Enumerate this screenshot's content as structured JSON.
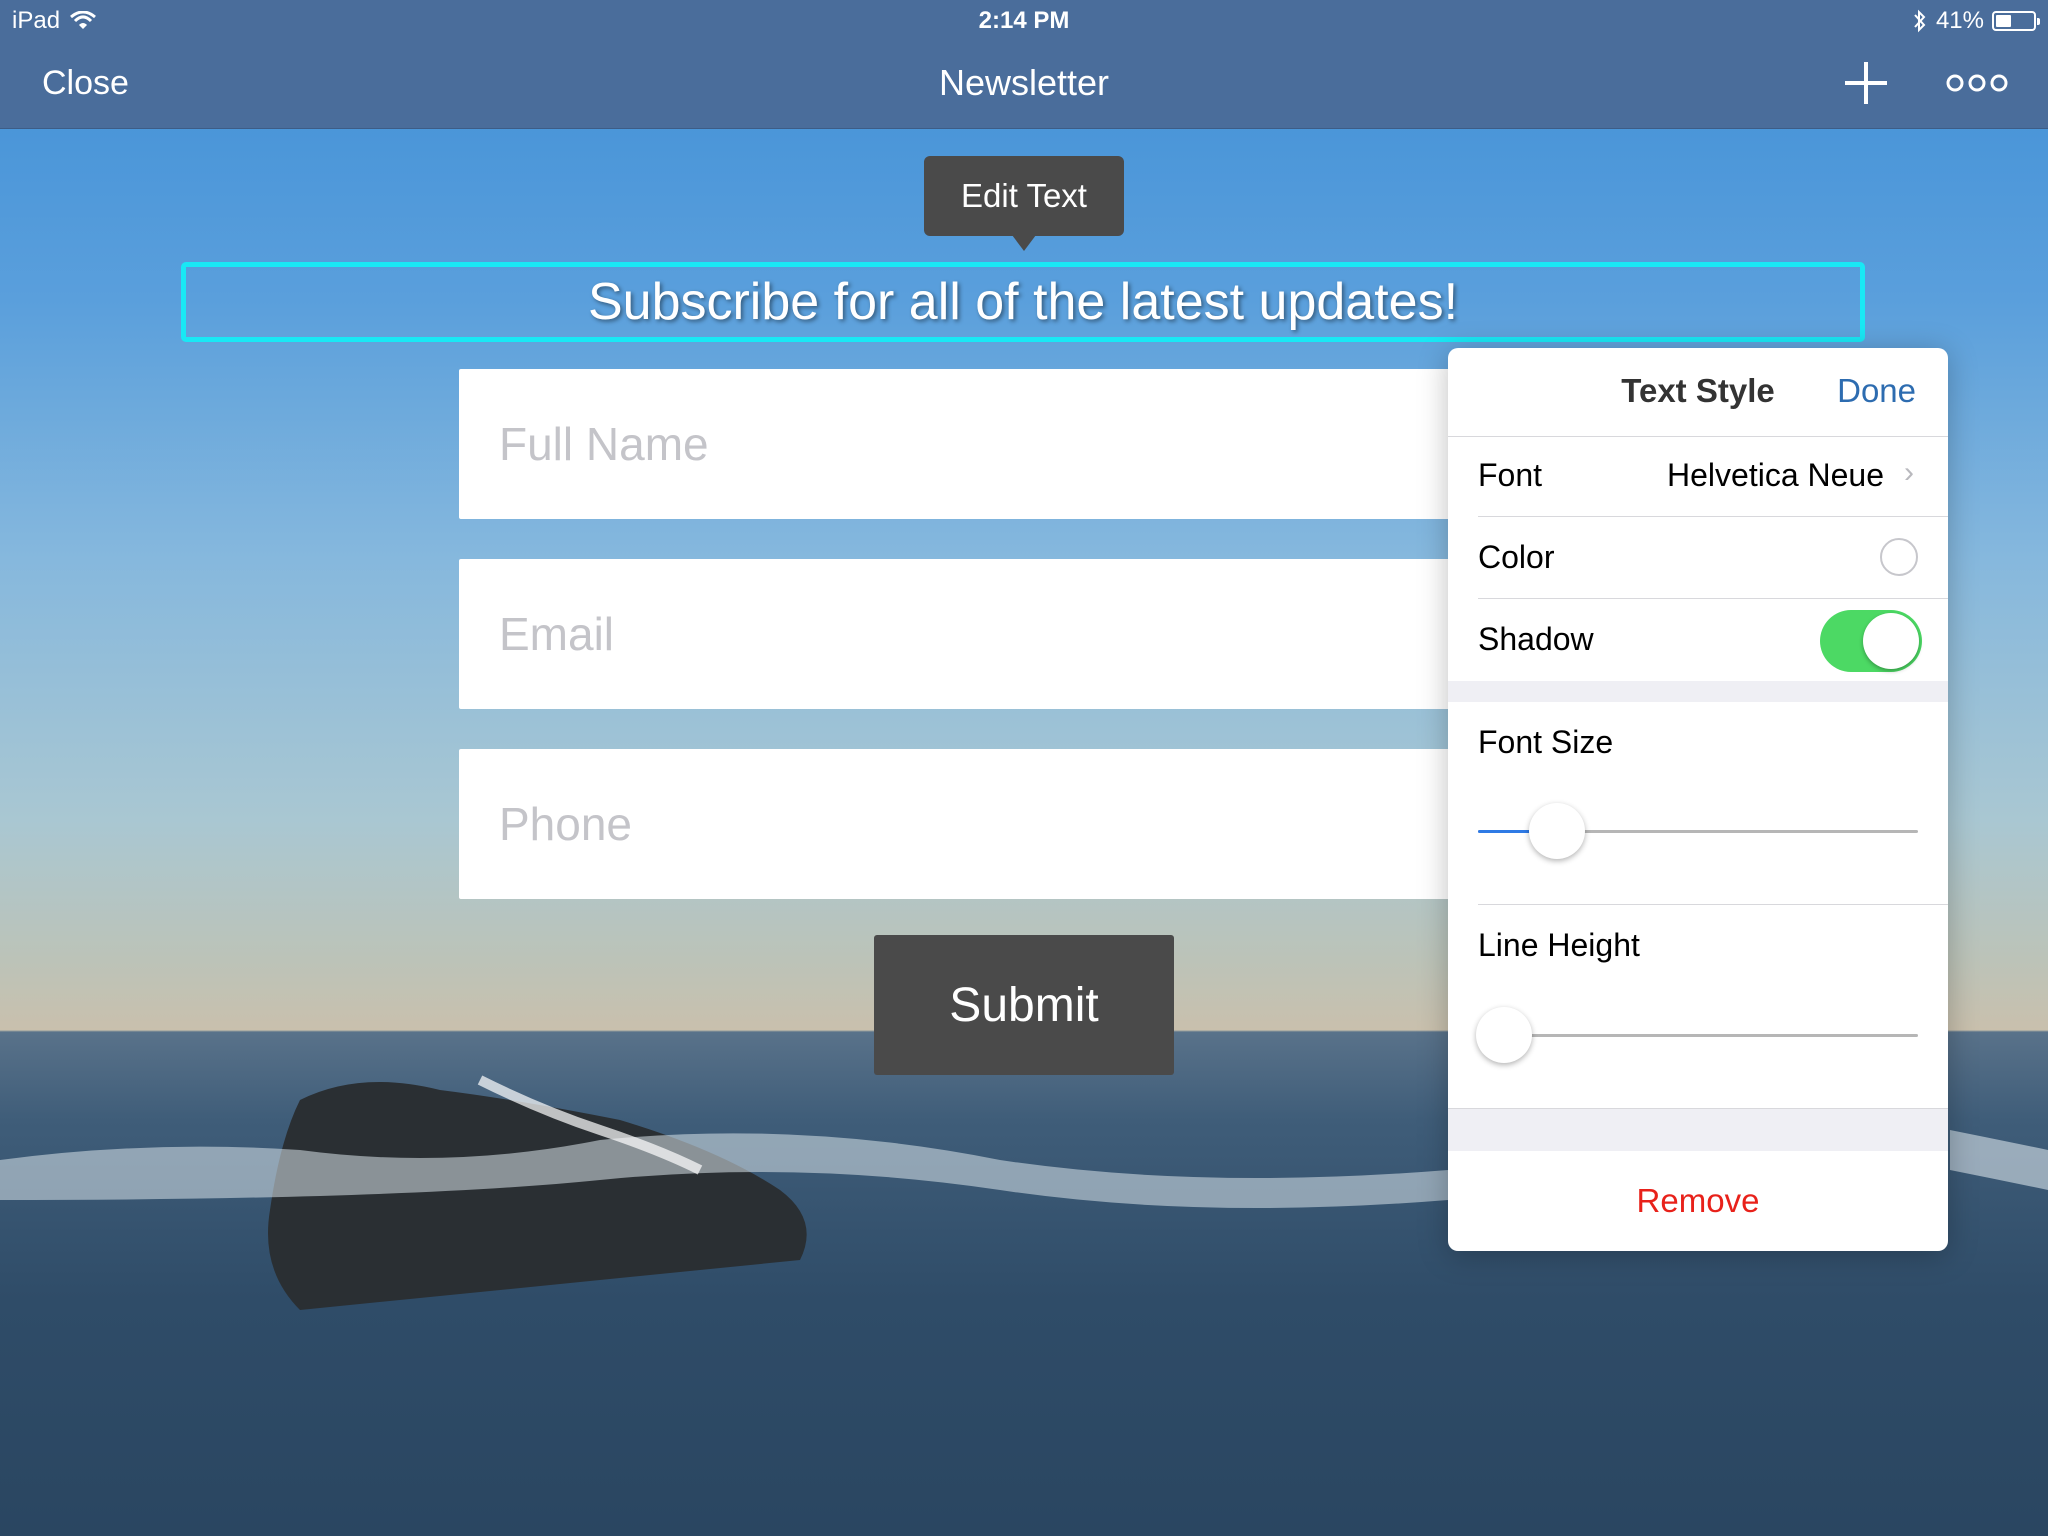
{
  "status_bar": {
    "device": "iPad",
    "time": "2:14 PM",
    "battery": "41%",
    "battery_level": 0.41
  },
  "nav": {
    "close_label": "Close",
    "title": "Newsletter"
  },
  "canvas": {
    "tooltip": "Edit Text",
    "headline": "Subscribe for all of the latest updates!",
    "fields": [
      {
        "placeholder": "Full Name"
      },
      {
        "placeholder": "Email"
      },
      {
        "placeholder": "Phone"
      }
    ],
    "submit_label": "Submit"
  },
  "text_style_panel": {
    "title": "Text Style",
    "done_label": "Done",
    "font_label": "Font",
    "font_value": "Helvetica Neue",
    "color_label": "Color",
    "shadow_label": "Shadow",
    "shadow_on": true,
    "font_size_label": "Font Size",
    "font_size_level": 0.18,
    "line_height_label": "Line Height",
    "line_height_level": 0.06,
    "remove_label": "Remove"
  },
  "colors": {
    "bar": "#4a6d9b",
    "selection": "#19e8f5",
    "toggle_on": "#4cd964",
    "accent": "#2d6cb0",
    "destructive": "#e8211a"
  }
}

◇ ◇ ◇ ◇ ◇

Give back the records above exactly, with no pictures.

Enumerate this screenshot's content as structured JSON.
{
  "status_bar": {
    "device": "iPad",
    "time": "2:14 PM",
    "battery": "41%",
    "battery_level": 0.41
  },
  "nav": {
    "close_label": "Close",
    "title": "Newsletter"
  },
  "canvas": {
    "tooltip": "Edit Text",
    "headline": "Subscribe for all of the latest updates!",
    "fields": [
      {
        "placeholder": "Full Name"
      },
      {
        "placeholder": "Email"
      },
      {
        "placeholder": "Phone"
      }
    ],
    "submit_label": "Submit"
  },
  "text_style_panel": {
    "title": "Text Style",
    "done_label": "Done",
    "font_label": "Font",
    "font_value": "Helvetica Neue",
    "color_label": "Color",
    "shadow_label": "Shadow",
    "shadow_on": true,
    "font_size_label": "Font Size",
    "font_size_level": 0.18,
    "line_height_label": "Line Height",
    "line_height_level": 0.06,
    "remove_label": "Remove"
  },
  "colors": {
    "bar": "#4a6d9b",
    "selection": "#19e8f5",
    "toggle_on": "#4cd964",
    "accent": "#2d6cb0",
    "destructive": "#e8211a"
  }
}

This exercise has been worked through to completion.